### Supplied data
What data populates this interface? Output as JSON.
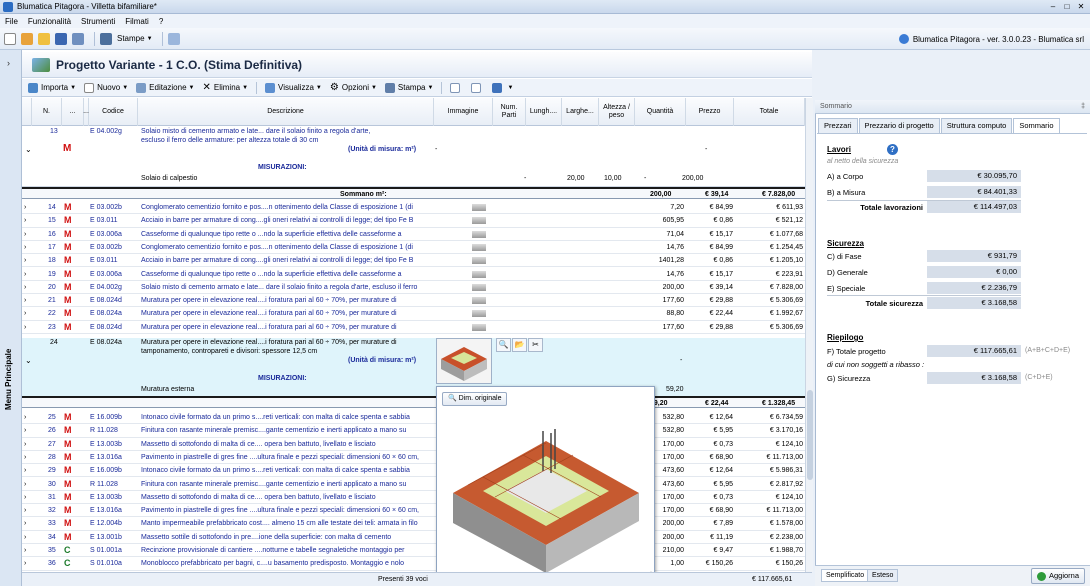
{
  "window": {
    "title": "Blumatica Pitagora - Villetta bifamiliare*",
    "min": "–",
    "max": "□",
    "close": "✕"
  },
  "menu": [
    "File",
    "Funzionalità",
    "Strumenti",
    "Filmati",
    "?"
  ],
  "quickbar": {
    "print_label": "Stampe",
    "brand": "Blumatica Pitagora - ver. 3.0.0.23 - Blumatica srl"
  },
  "sidebar": {
    "label": "Menu Principale"
  },
  "project": {
    "title": "Progetto Variante - 1 C.O. (Stima Definitiva)"
  },
  "toolbar": {
    "importa": "Importa",
    "nuovo": "Nuovo",
    "editazione": "Editazione",
    "elimina": "Elimina",
    "visualizza": "Visualizza",
    "opzioni": "Opzioni",
    "stampa": "Stampa"
  },
  "columns": {
    "n": "N.",
    "dots": "...",
    "dots2": "...",
    "codice": "Codice",
    "descrizione": "Descrizione",
    "immagine": "Immagine",
    "num_parti": "Num. Parti",
    "lunghezza": "Lungh....",
    "larghezza": "Larghe...",
    "altezza": "Altezza / peso",
    "quantita": "Quantità",
    "prezzo": "Prezzo",
    "totale": "Totale"
  },
  "row13": {
    "n": "13",
    "m": "M",
    "code": "E 04.002g",
    "desc1": "Solaio misto di cemento armato e late... dare il solaio finito a regola d'arte,",
    "desc2": "escluso il ferro delle armature: per altezza totale di 30 cm",
    "unit": "(Unità di misura: m²)",
    "dash1": "-",
    "dash2": "-",
    "misure": "MISURAZIONI:",
    "sub": "Solaio di calpestio",
    "sub_np": "-",
    "sub_lu": "20,00",
    "sub_la": "10,00",
    "sub_al": "-",
    "sub_q": "200,00",
    "sum_label": "Sommano m²:",
    "sum_q": "200,00",
    "sum_p": "€ 39,14",
    "sum_t": "€ 7.828,00"
  },
  "rows_a": [
    {
      "n": "14",
      "code": "E 03.002b",
      "desc": "Conglomerato cementizio fornito e pos....n ottenimento della Classe di esposizione 1 (di",
      "q": "7,20",
      "p": "€ 84,99",
      "t": "€ 611,93"
    },
    {
      "n": "15",
      "code": "E 03.011",
      "desc": "Acciaio in barre per armature di cong....gli oneri relativi ai controlli di legge; del tipo Fe B",
      "q": "605,95",
      "p": "€ 0,86",
      "t": "€ 521,12"
    },
    {
      "n": "16",
      "code": "E 03.006a",
      "desc": "Casseforme di qualunque tipo rette o ...ndo la superficie effettiva delle casseforme a",
      "q": "71,04",
      "p": "€ 15,17",
      "t": "€ 1.077,68"
    },
    {
      "n": "17",
      "code": "E 03.002b",
      "desc": "Conglomerato cementizio fornito e pos....n ottenimento della Classe di esposizione 1 (di",
      "q": "14,76",
      "p": "€ 84,99",
      "t": "€ 1.254,45"
    },
    {
      "n": "18",
      "code": "E 03.011",
      "desc": "Acciaio in barre per armature di cong....gli oneri relativi ai controlli di legge; del tipo Fe B",
      "q": "1401,28",
      "p": "€ 0,86",
      "t": "€ 1.205,10"
    },
    {
      "n": "19",
      "code": "E 03.006a",
      "desc": "Casseforme di qualunque tipo rette o ...ndo la superficie effettiva delle casseforme a",
      "q": "14,76",
      "p": "€ 15,17",
      "t": "€ 223,91"
    },
    {
      "n": "20",
      "code": "E 04.002g",
      "desc": "Solaio misto di cemento armato e late... dare il solaio finito a regola d'arte, escluso il ferro",
      "q": "200,00",
      "p": "€ 39,14",
      "t": "€ 7.828,00"
    },
    {
      "n": "21",
      "code": "E 08.024d",
      "desc": "Muratura per opere in elevazione real....i foratura pari al 60 ÷ 70%, per murature di",
      "q": "177,60",
      "p": "€ 29,88",
      "t": "€ 5.306,69"
    },
    {
      "n": "22",
      "code": "E 08.024a",
      "desc": "Muratura per opere in elevazione real....i foratura pari al 60 ÷ 70%, per murature di",
      "q": "88,80",
      "p": "€ 22,44",
      "t": "€ 1.992,67"
    },
    {
      "n": "23",
      "code": "E 08.024d",
      "desc": "Muratura per opere in elevazione real....i foratura pari al 60 ÷ 70%, per murature di",
      "q": "177,60",
      "p": "€ 29,88",
      "t": "€ 5.306,69"
    }
  ],
  "row24": {
    "n": "24",
    "code": "E 08.024a",
    "desc1": "Muratura per opere in elevazione real....i foratura pari al 60 ÷ 70%, per murature di",
    "desc2": "tamponamento, contropareti e divisori: spessore 12,5 cm",
    "unit": "(Unità di misura: m²)",
    "dash1": "-",
    "misure": "MISURAZIONI:",
    "sub": "Muratura esterna",
    "sub_q": "59,20",
    "sum_q": "59,20",
    "sum_p": "€ 22,44",
    "sum_t": "€ 1.328,45",
    "zoom_icon": "🔍",
    "folder_icon": "📂",
    "cut_icon": "✂"
  },
  "rows_b": [
    {
      "n": "25",
      "m": "M",
      "code": "E 16.009b",
      "desc": "Intonaco civile formato da un primo s....reti verticali: con malta di calce spenta e sabbia",
      "q": "532,80",
      "p": "€ 12,64",
      "t": "€ 6.734,59"
    },
    {
      "n": "26",
      "m": "M",
      "code": "R 11.028",
      "desc": "Finitura con rasante minerale premisc....gante cementizio e inerti applicato a mano su",
      "q": "532,80",
      "p": "€ 5,95",
      "t": "€ 3.170,16"
    },
    {
      "n": "27",
      "m": "M",
      "code": "E 13.003b",
      "desc": "Massetto di sottofondo di malta di ce.... opera ben battuto, livellato e lisciato",
      "q": "170,00",
      "p": "€ 0,73",
      "t": "€ 124,10"
    },
    {
      "n": "28",
      "m": "M",
      "code": "E 13.016a",
      "desc": "Pavimento in piastrelle di gres fine ....ultura finale e pezzi speciali: dimensioni 60 × 60 cm,",
      "q": "170,00",
      "p": "€ 68,90",
      "t": "€ 11.713,00"
    },
    {
      "n": "29",
      "m": "M",
      "code": "E 16.009b",
      "desc": "Intonaco civile formato da un primo s....reti verticali: con malta di calce spenta e sabbia",
      "q": "473,60",
      "p": "€ 12,64",
      "t": "€ 5.986,31"
    },
    {
      "n": "30",
      "m": "M",
      "code": "R 11.028",
      "desc": "Finitura con rasante minerale premisc....gante cementizio e inerti applicato a mano su",
      "q": "473,60",
      "p": "€ 5,95",
      "t": "€ 2.817,92"
    },
    {
      "n": "31",
      "m": "M",
      "code": "E 13.003b",
      "desc": "Massetto di sottofondo di malta di ce.... opera ben battuto, livellato e lisciato",
      "q": "170,00",
      "p": "€ 0,73",
      "t": "€ 124,10"
    },
    {
      "n": "32",
      "m": "M",
      "code": "E 13.016a",
      "desc": "Pavimento in piastrelle di gres fine ....ultura finale e pezzi speciali: dimensioni 60 × 60 cm,",
      "q": "170,00",
      "p": "€ 68,90",
      "t": "€ 11.713,00"
    },
    {
      "n": "33",
      "m": "M",
      "code": "E 12.004b",
      "desc": "Manto impermeabile prefabbricato cost.... almeno 15 cm alle testate dei teli: armata in filo",
      "q": "200,00",
      "p": "€ 7,89",
      "t": "€ 1.578,00"
    },
    {
      "n": "34",
      "m": "M",
      "code": "E 13.001b",
      "desc": "Massetto sottile di sottofondo in pre....ione della superficie: con malta di cemento",
      "q": "200,00",
      "p": "€ 11,19",
      "t": "€ 2.238,00"
    },
    {
      "n": "35",
      "m": "C",
      "code": "S 01.001a",
      "desc": "Recinzione provvisionale di cantiere ....notturne e tabelle segnaletiche  montaggio per",
      "q": "210,00",
      "p": "€ 9,47",
      "t": "€ 1.988,70"
    },
    {
      "n": "36",
      "m": "C",
      "code": "S 01.010a",
      "desc": "Monoblocco prefabbricato per bagni, c....u basamento predisposto. Montaggio e nolo",
      "q": "1,00",
      "p": "€ 150,26",
      "t": "€ 150,26"
    }
  ],
  "popup": {
    "dim_label": "Dim. originale"
  },
  "status": {
    "count": "Presenti 39 voci",
    "total": "€ 117.665,61"
  },
  "rpanel": {
    "title": "Sommario",
    "pin": "‡",
    "tabs": [
      "Prezzari",
      "Prezzario di progetto",
      "Struttura computo",
      "Sommario"
    ],
    "lavori": {
      "h": "Lavori",
      "note": "al netto della sicurezza",
      "a_l": "A) a Corpo",
      "a_v": "€ 30.095,70",
      "b_l": "B) a Misura",
      "b_v": "€ 84.401,33",
      "tot_l": "Totale lavorazioni",
      "tot_v": "€ 114.497,03"
    },
    "sicurezza": {
      "h": "Sicurezza",
      "c_l": "C) di Fase",
      "c_v": "€ 931,79",
      "d_l": "D) Generale",
      "d_v": "€ 0,00",
      "e_l": "E) Speciale",
      "e_v": "€ 2.236,79",
      "tot_l": "Totale sicurezza",
      "tot_v": "€ 3.168,58"
    },
    "riepilogo": {
      "h": "Riepilogo",
      "f_l": "F) Totale progetto",
      "f_v": "€ 117.665,61",
      "f_n": "(A+B+C+D+E)",
      "note": "di cui non soggetti a ribasso :",
      "g_l": "G) Sicurezza",
      "g_v": "€ 3.168,58",
      "g_n": "(C+D+E)"
    },
    "bottom_tabs": [
      "Semplificato",
      "Esteso"
    ],
    "aggiorna": "Aggiorna"
  }
}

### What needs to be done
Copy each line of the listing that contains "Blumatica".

### Result below
    "title": "Blumatica Pitagora - Villetta bifamiliare*",
    "brand": "Blumatica Pitagora - ver. 3.0.0.23 - Blumatica srl"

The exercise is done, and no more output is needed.